## [Data]

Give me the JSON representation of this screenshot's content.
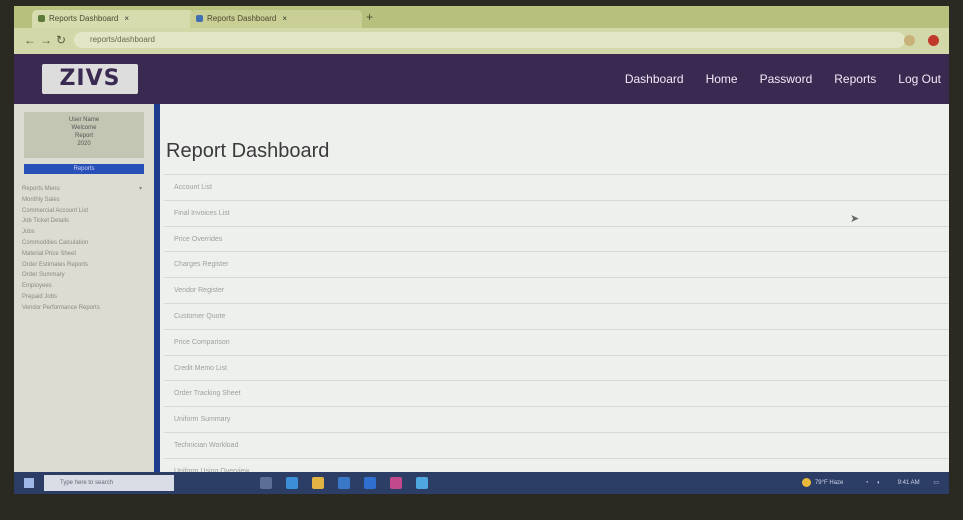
{
  "browser": {
    "tabs": [
      {
        "label": "Reports Dashboard",
        "active": true
      },
      {
        "label": "Reports Dashboard",
        "active": false
      }
    ],
    "url": "reports/dashboard"
  },
  "header": {
    "logo_text": "ZIVS",
    "nav": [
      "Dashboard",
      "Home",
      "Password",
      "Reports",
      "Log Out"
    ]
  },
  "sidebar": {
    "user_lines": [
      "User Name",
      "Welcome",
      "Report",
      "2020"
    ],
    "active_label": "Reports",
    "items": [
      "Reports Menu",
      "Monthly Sales",
      "Commercial Account List",
      "Job Ticket Details",
      "Jobs",
      "Commodities Calculation",
      "Material Price Sheet",
      "Order Estimates Reports",
      "Order Summary",
      "Employees",
      "Prepaid Jobs",
      "Vendor Performance Reports"
    ]
  },
  "main": {
    "title": "Report Dashboard",
    "reports": [
      "Account List",
      "Final Invoices List",
      "Price Overrides",
      "Charges Register",
      "Vendor Register",
      "Customer Quote",
      "Price Comparison",
      "Credit Memo List",
      "Order Tracking Sheet",
      "Uniform Summary",
      "Technician Workload",
      "Uniform Using Overview"
    ]
  },
  "taskbar": {
    "search_placeholder": "Type here to search",
    "weather": "79°F Haze",
    "time": "9:41 AM"
  },
  "colors": {
    "header_bg": "#3a2a52",
    "sidebar_accent": "#2850b8",
    "divider": "#1d3c8c",
    "taskbar_bg": "#2c3e66"
  }
}
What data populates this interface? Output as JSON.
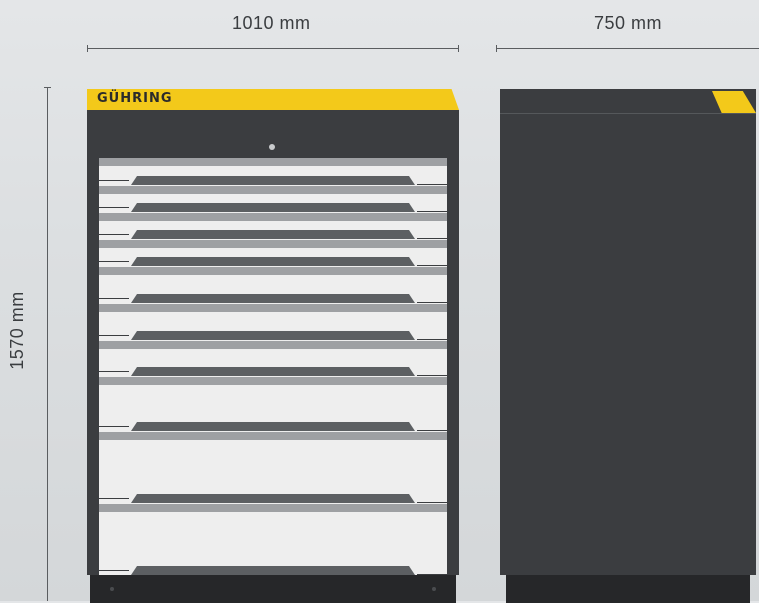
{
  "dimensions": {
    "width_label": "1010 mm",
    "depth_label": "750 mm",
    "height_label": "1570 mm"
  },
  "cabinet": {
    "brand": "GÜHRING",
    "drawer_count": 10
  },
  "colors": {
    "brand_yellow": "#f3c91a",
    "cabinet_body": "#3b3d40",
    "drawer_front": "#eeeeee"
  }
}
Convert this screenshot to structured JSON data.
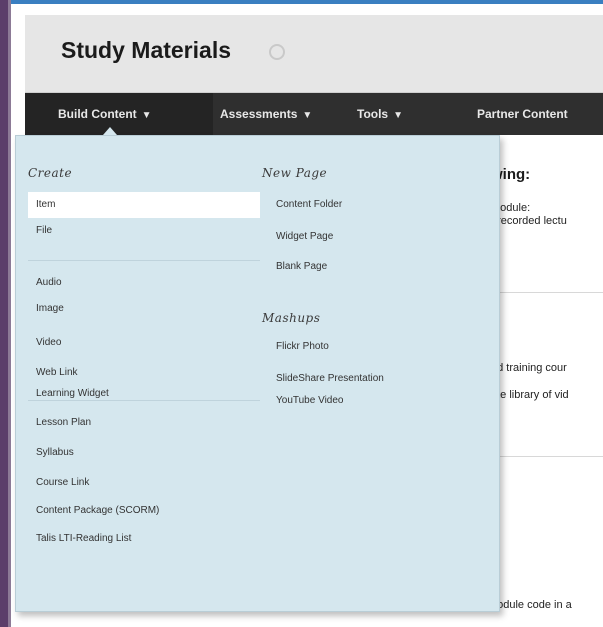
{
  "page": {
    "title": "Study Materials"
  },
  "menu": {
    "tabs": [
      {
        "label": "Build Content"
      },
      {
        "label": "Assessments"
      },
      {
        "label": "Tools"
      },
      {
        "label": "Partner Content"
      }
    ]
  },
  "background": {
    "heading": "wing:",
    "line1": "module:",
    "line2": ", recorded lectu",
    "line3": "ed training cour",
    "line4": "ete library of vid",
    "line5": "nodule code in a"
  },
  "dropdown": {
    "create": {
      "heading": "Create",
      "group1": [
        "Item",
        "File"
      ],
      "group2": [
        "Audio",
        "Image",
        "Video",
        "Web Link"
      ],
      "group3": [
        "Learning Widget",
        "Lesson Plan",
        "Syllabus",
        "Course Link",
        "Content Package (SCORM)",
        "Talis LTI-Reading List"
      ]
    },
    "new_page": {
      "heading": "New Page",
      "items": [
        "Content Folder",
        "Widget Page",
        "Blank Page"
      ]
    },
    "mashups": {
      "heading": "Mashups",
      "items": [
        "Flickr Photo",
        "SlideShare Presentation",
        "YouTube Video"
      ]
    }
  },
  "colors": {
    "menu_bar": "#2f2f2f",
    "dropdown_bg": "#d5e7ee",
    "title_band": "#e6e6e6"
  }
}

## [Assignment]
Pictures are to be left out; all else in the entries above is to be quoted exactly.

## [Response to this task]
Give me the JSON representation of this screenshot's content.
{
  "browser": {
    "tabs": [
      {
        "label": "Reports Dashboard",
        "active": true
      },
      {
        "label": "Reports Dashboard",
        "active": false
      }
    ],
    "url": "reports/dashboard"
  },
  "header": {
    "logo_text": "ZIVS",
    "nav": [
      "Dashboard",
      "Home",
      "Password",
      "Reports",
      "Log Out"
    ]
  },
  "sidebar": {
    "user_lines": [
      "User Name",
      "Welcome",
      "Report",
      "2020"
    ],
    "active_label": "Reports",
    "items": [
      "Reports Menu",
      "Monthly Sales",
      "Commercial Account List",
      "Job Ticket Details",
      "Jobs",
      "Commodities Calculation",
      "Material Price Sheet",
      "Order Estimates Reports",
      "Order Summary",
      "Employees",
      "Prepaid Jobs",
      "Vendor Performance Reports"
    ]
  },
  "main": {
    "title": "Report Dashboard",
    "reports": [
      "Account List",
      "Final Invoices List",
      "Price Overrides",
      "Charges Register",
      "Vendor Register",
      "Customer Quote",
      "Price Comparison",
      "Credit Memo List",
      "Order Tracking Sheet",
      "Uniform Summary",
      "Technician Workload",
      "Uniform Using Overview"
    ]
  },
  "taskbar": {
    "search_placeholder": "Type here to search",
    "weather": "79°F Haze",
    "time": "9:41 AM"
  },
  "colors": {
    "header_bg": "#3a2a52",
    "sidebar_accent": "#2850b8",
    "divider": "#1d3c8c",
    "taskbar_bg": "#2c3e66"
  }
}
What data populates this interface? Output as JSON.
{
  "dimensions": {
    "width_label": "1010 mm",
    "depth_label": "750 mm",
    "height_label": "1570 mm"
  },
  "cabinet": {
    "brand": "GÜHRING",
    "drawer_count": 10
  },
  "colors": {
    "brand_yellow": "#f3c91a",
    "cabinet_body": "#3b3d40",
    "drawer_front": "#eeeeee"
  }
}
Convert this screenshot to structured JSON data.
{
  "page": {
    "title": "Study Materials"
  },
  "menu": {
    "tabs": [
      {
        "label": "Build Content"
      },
      {
        "label": "Assessments"
      },
      {
        "label": "Tools"
      },
      {
        "label": "Partner Content"
      }
    ]
  },
  "background": {
    "heading": "wing:",
    "line1": "module:",
    "line2": ", recorded lectu",
    "line3": "ed training cour",
    "line4": "ete library of vid",
    "line5": "nodule code in a"
  },
  "dropdown": {
    "create": {
      "heading": "Create",
      "group1": [
        "Item",
        "File"
      ],
      "group2": [
        "Audio",
        "Image",
        "Video",
        "Web Link"
      ],
      "group3": [
        "Learning Widget",
        "Lesson Plan",
        "Syllabus",
        "Course Link",
        "Content Package (SCORM)",
        "Talis LTI-Reading List"
      ]
    },
    "new_page": {
      "heading": "New Page",
      "items": [
        "Content Folder",
        "Widget Page",
        "Blank Page"
      ]
    },
    "mashups": {
      "heading": "Mashups",
      "items": [
        "Flickr Photo",
        "SlideShare Presentation",
        "YouTube Video"
      ]
    }
  },
  "colors": {
    "menu_bar": "#2f2f2f",
    "dropdown_bg": "#d5e7ee",
    "title_band": "#e6e6e6"
  }
}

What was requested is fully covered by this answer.